Health in Asia with Dr. Samuel So of the Stanford Asian Liver Center
Dr. Samuel So (MBBS, FACS) joined Asia Society Northern California on July 24 to discuss the state of health in Asia, with particular focus on hepatitis B and liver cancer. Hepatitis B (abbreviated as HBV) is a viral infection that causes inflammation of the liver and can lead to cirrhosis and liver cancer. While liver cancer is comparatively uncommon in the United States, it is ranked as the sixth leading cause of death in Asia and the Western Pacific as of 2016, being endemic to Asia. According to Dr. So and his team, it is estimated that one in eight to one in twelve adults born in Asia suffer from chronic HBV.
Dr. So’s involvement in HBV awareness and research began in 1996. Dr. So remarked that when he came to the Bay Area, he was surprised at the number of patients unaware of the seriousness of HBV infection and the doctors who did not screen or did not know how to screen for the condition. This situation inspired Dr. So to found the Asian Liver Center at Stanford University to address the “disproportionately high prevalence of chronic HBV and liver cancer in Asians and Asian Americans”. He also founded the Jade Ribbon Campaign (also known as JOINJADE) in order to improve public awareness.
During the presentation, Dr. So discussed his work in China, which accounted for 54% of liver deaths and one third of HBV infections in 2010. Some of his findings were that discrimination against those infected with chronic HBV are prevalent in China and Asia at large. 69% of a survey of 10,352 people identified HBV as a serious cause of employment discrimination.

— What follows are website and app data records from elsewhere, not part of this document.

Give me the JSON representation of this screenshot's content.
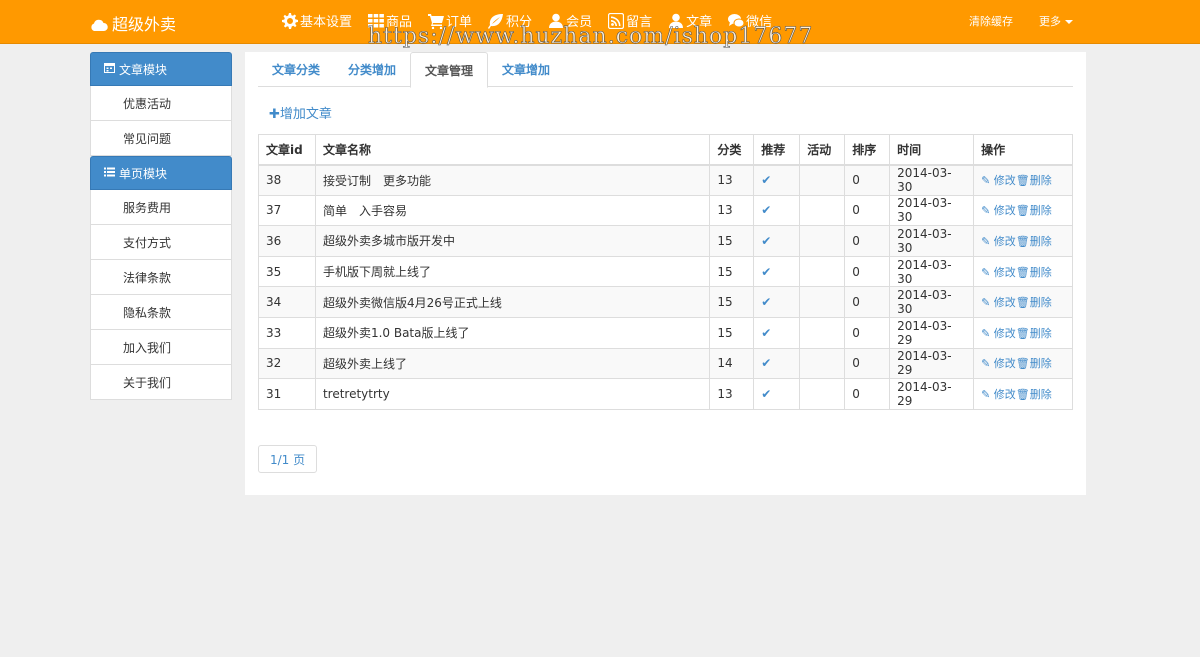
{
  "brand": {
    "name": "超级外卖",
    "icon": "cloud-icon"
  },
  "nav": [
    {
      "label": "基本设置",
      "icon": "gear-icon"
    },
    {
      "label": "商品",
      "icon": "grid-icon"
    },
    {
      "label": "订单",
      "icon": "cart-icon"
    },
    {
      "label": "积分",
      "icon": "leaf-icon"
    },
    {
      "label": "会员",
      "icon": "user-icon"
    },
    {
      "label": "留言",
      "icon": "rss-icon"
    },
    {
      "label": "文章",
      "icon": "user-icon"
    },
    {
      "label": "微信",
      "icon": "chat-icon"
    }
  ],
  "nav_right": {
    "clear_cache": "清除缓存",
    "more": "更多"
  },
  "watermark": "https://www.huzhan.com/ishop17677",
  "sidebar": {
    "group1": {
      "title": "文章模块",
      "icon": "calendar-icon",
      "items": [
        "优惠活动",
        "常见问题"
      ]
    },
    "group2": {
      "title": "单页模块",
      "icon": "list-icon",
      "items": [
        "服务费用",
        "支付方式",
        "法律条款",
        "隐私条款",
        "加入我们",
        "关于我们"
      ]
    }
  },
  "tabs": [
    "文章分类",
    "分类增加",
    "文章管理",
    "文章增加"
  ],
  "active_tab": "文章管理",
  "add_article": "增加文章",
  "table": {
    "headers": [
      "文章id",
      "文章名称",
      "分类",
      "推荐",
      "活动",
      "排序",
      "时间",
      "操作"
    ],
    "rows": [
      {
        "id": "38",
        "name": "接受订制　更多功能",
        "category": "13",
        "recommend": true,
        "activity": "",
        "order": "0",
        "time": "2014-03-30"
      },
      {
        "id": "37",
        "name": "简单　入手容易",
        "category": "13",
        "recommend": true,
        "activity": "",
        "order": "0",
        "time": "2014-03-30"
      },
      {
        "id": "36",
        "name": "超级外卖多城市版开发中",
        "category": "15",
        "recommend": true,
        "activity": "",
        "order": "0",
        "time": "2014-03-30"
      },
      {
        "id": "35",
        "name": "手机版下周就上线了",
        "category": "15",
        "recommend": true,
        "activity": "",
        "order": "0",
        "time": "2014-03-30"
      },
      {
        "id": "34",
        "name": "超级外卖微信版4月26号正式上线",
        "category": "15",
        "recommend": true,
        "activity": "",
        "order": "0",
        "time": "2014-03-30"
      },
      {
        "id": "33",
        "name": "超级外卖1.0 Bata版上线了",
        "category": "15",
        "recommend": true,
        "activity": "",
        "order": "0",
        "time": "2014-03-29"
      },
      {
        "id": "32",
        "name": "超级外卖上线了",
        "category": "14",
        "recommend": true,
        "activity": "",
        "order": "0",
        "time": "2014-03-29"
      },
      {
        "id": "31",
        "name": "tretretytrty",
        "category": "13",
        "recommend": true,
        "activity": "",
        "order": "0",
        "time": "2014-03-29"
      }
    ],
    "op_edit": "修改",
    "op_delete": "删除"
  },
  "pager": "1/1 页",
  "colors": {
    "navbar": "#ff9900",
    "primary": "#428bca"
  }
}
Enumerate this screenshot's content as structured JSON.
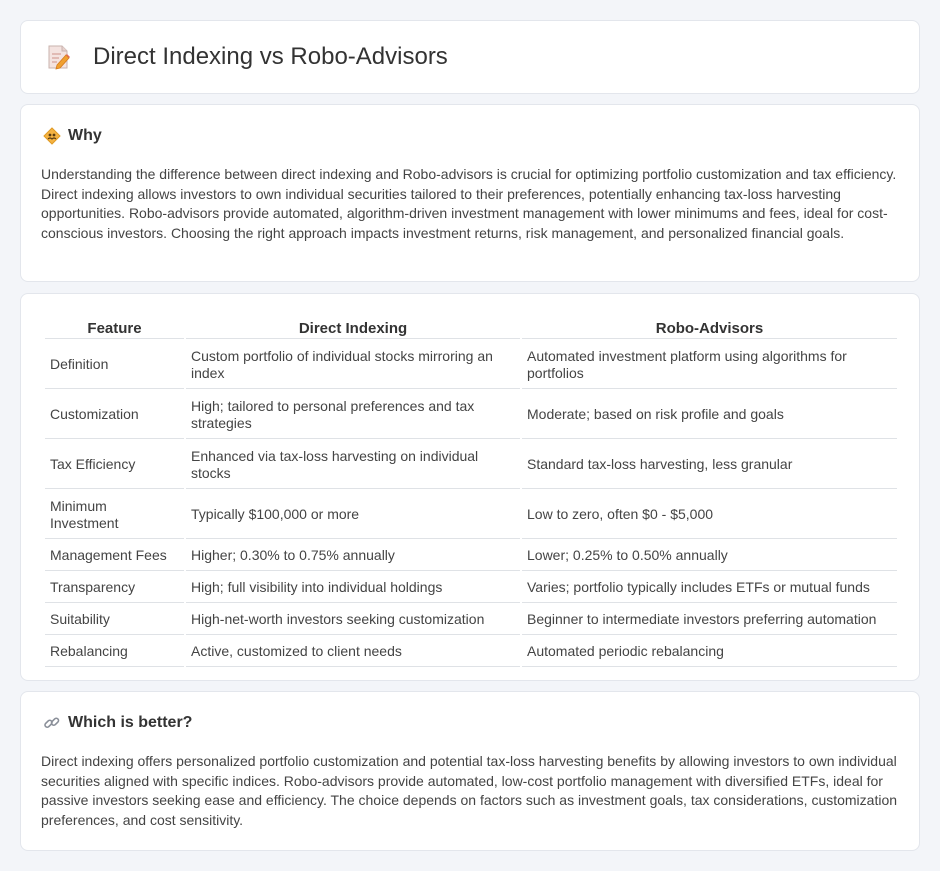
{
  "header": {
    "title": "Direct Indexing vs Robo-Advisors",
    "icon": "document-edit-icon"
  },
  "why": {
    "title": "Why",
    "icon": "diamond-people-icon",
    "text": "Understanding the difference between direct indexing and Robo-advisors is crucial for optimizing portfolio customization and tax efficiency. Direct indexing allows investors to own individual securities tailored to their preferences, potentially enhancing tax-loss harvesting opportunities. Robo-advisors provide automated, algorithm-driven investment management with lower minimums and fees, ideal for cost-conscious investors. Choosing the right approach impacts investment returns, risk management, and personalized financial goals."
  },
  "table": {
    "headers": [
      "Feature",
      "Direct Indexing",
      "Robo-Advisors"
    ],
    "rows": [
      [
        "Definition",
        "Custom portfolio of individual stocks mirroring an index",
        "Automated investment platform using algorithms for portfolios"
      ],
      [
        "Customization",
        "High; tailored to personal preferences and tax strategies",
        "Moderate; based on risk profile and goals"
      ],
      [
        "Tax Efficiency",
        "Enhanced via tax-loss harvesting on individual stocks",
        "Standard tax-loss harvesting, less granular"
      ],
      [
        "Minimum Investment",
        "Typically $100,000 or more",
        "Low to zero, often $0 - $5,000"
      ],
      [
        "Management Fees",
        "Higher; 0.30% to 0.75% annually",
        "Lower; 0.25% to 0.50% annually"
      ],
      [
        "Transparency",
        "High; full visibility into individual holdings",
        "Varies; portfolio typically includes ETFs or mutual funds"
      ],
      [
        "Suitability",
        "High-net-worth investors seeking customization",
        "Beginner to intermediate investors preferring automation"
      ],
      [
        "Rebalancing",
        "Active, customized to client needs",
        "Automated periodic rebalancing"
      ]
    ]
  },
  "better": {
    "title": "Which is better?",
    "icon": "link-icon",
    "text": "Direct indexing offers personalized portfolio customization and potential tax-loss harvesting benefits by allowing investors to own individual securities aligned with specific indices. Robo-advisors provide automated, low-cost portfolio management with diversified ETFs, ideal for passive investors seeking ease and efficiency. The choice depends on factors such as investment goals, tax considerations, customization preferences, and cost sensitivity."
  },
  "colors": {
    "background": "#f3f5f9",
    "card": "#ffffff",
    "border": "#e3e6ec",
    "accent_orange": "#f0a030",
    "icon_pink": "#e06a5a"
  }
}
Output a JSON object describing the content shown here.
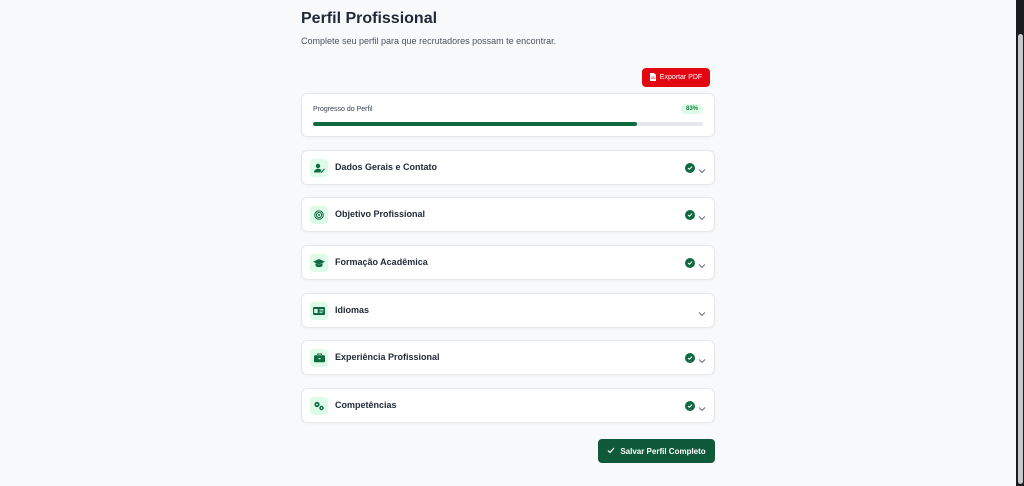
{
  "header": {
    "title": "Perfil Profissional",
    "subtitle": "Complete seu perfil para que recrutadores possam te encontrar."
  },
  "export": {
    "label": "Exportar PDF",
    "icon": "file-pdf-icon",
    "color": "#e30613"
  },
  "progress": {
    "label": "Progresso do Perfil",
    "percent_label": "83%",
    "value": 83
  },
  "sections": [
    {
      "title": "Dados Gerais e Contato",
      "icon": "user-edit-icon",
      "complete": true
    },
    {
      "title": "Objetivo Profissional",
      "icon": "target-icon",
      "complete": true
    },
    {
      "title": "Formação Acadêmica",
      "icon": "graduation-cap-icon",
      "complete": true
    },
    {
      "title": "Idiomas",
      "icon": "language-icon",
      "complete": false
    },
    {
      "title": "Experiência Profissional",
      "icon": "briefcase-icon",
      "complete": true
    },
    {
      "title": "Competências",
      "icon": "gears-icon",
      "complete": true
    }
  ],
  "save": {
    "label": "Salvar Perfil Completo",
    "icon": "check-icon",
    "color": "#0f5a3a"
  },
  "colors": {
    "accent": "#0f6b3f",
    "accent_light": "#dcfce7",
    "danger": "#e30613"
  }
}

Dr. So remarked that the main obstacle to HBV treatment programs in China and Asia is a lack of awareness. For example, the prevailing belief in China is that HBV is contagious through casual contact (such as sharing meals or kissing). However, in reality it can only be transmitted via blood, sex, and birth. Furthermore, policymakers and donors in general are not aware of the seriousness or prevalence of the issue.
In order to improve efforts to treat the condition in China, Dr. So spoke at conferences with Chinese officials to advocate that HBV become a national priority in China, partnering with the China Foundation as well. Between 2006 and 2008, Dr. So and his team helped over 500,000 children in Qinghai province become vaccinated with a 99.4% 3-shot completion rate through the largest catch-up and education program in China. In 2012, an Asian Liver Center was established at Peking University to carry out projects to HBV transmission and improve public awareness about the condition.
Dr. So and his work inspire much hope for the future of fighting HBV in Asia. We at Asia Society Northern California are grateful for his talk, and congratulate him on the opening of the newest Asian Liver Center in Mongolia!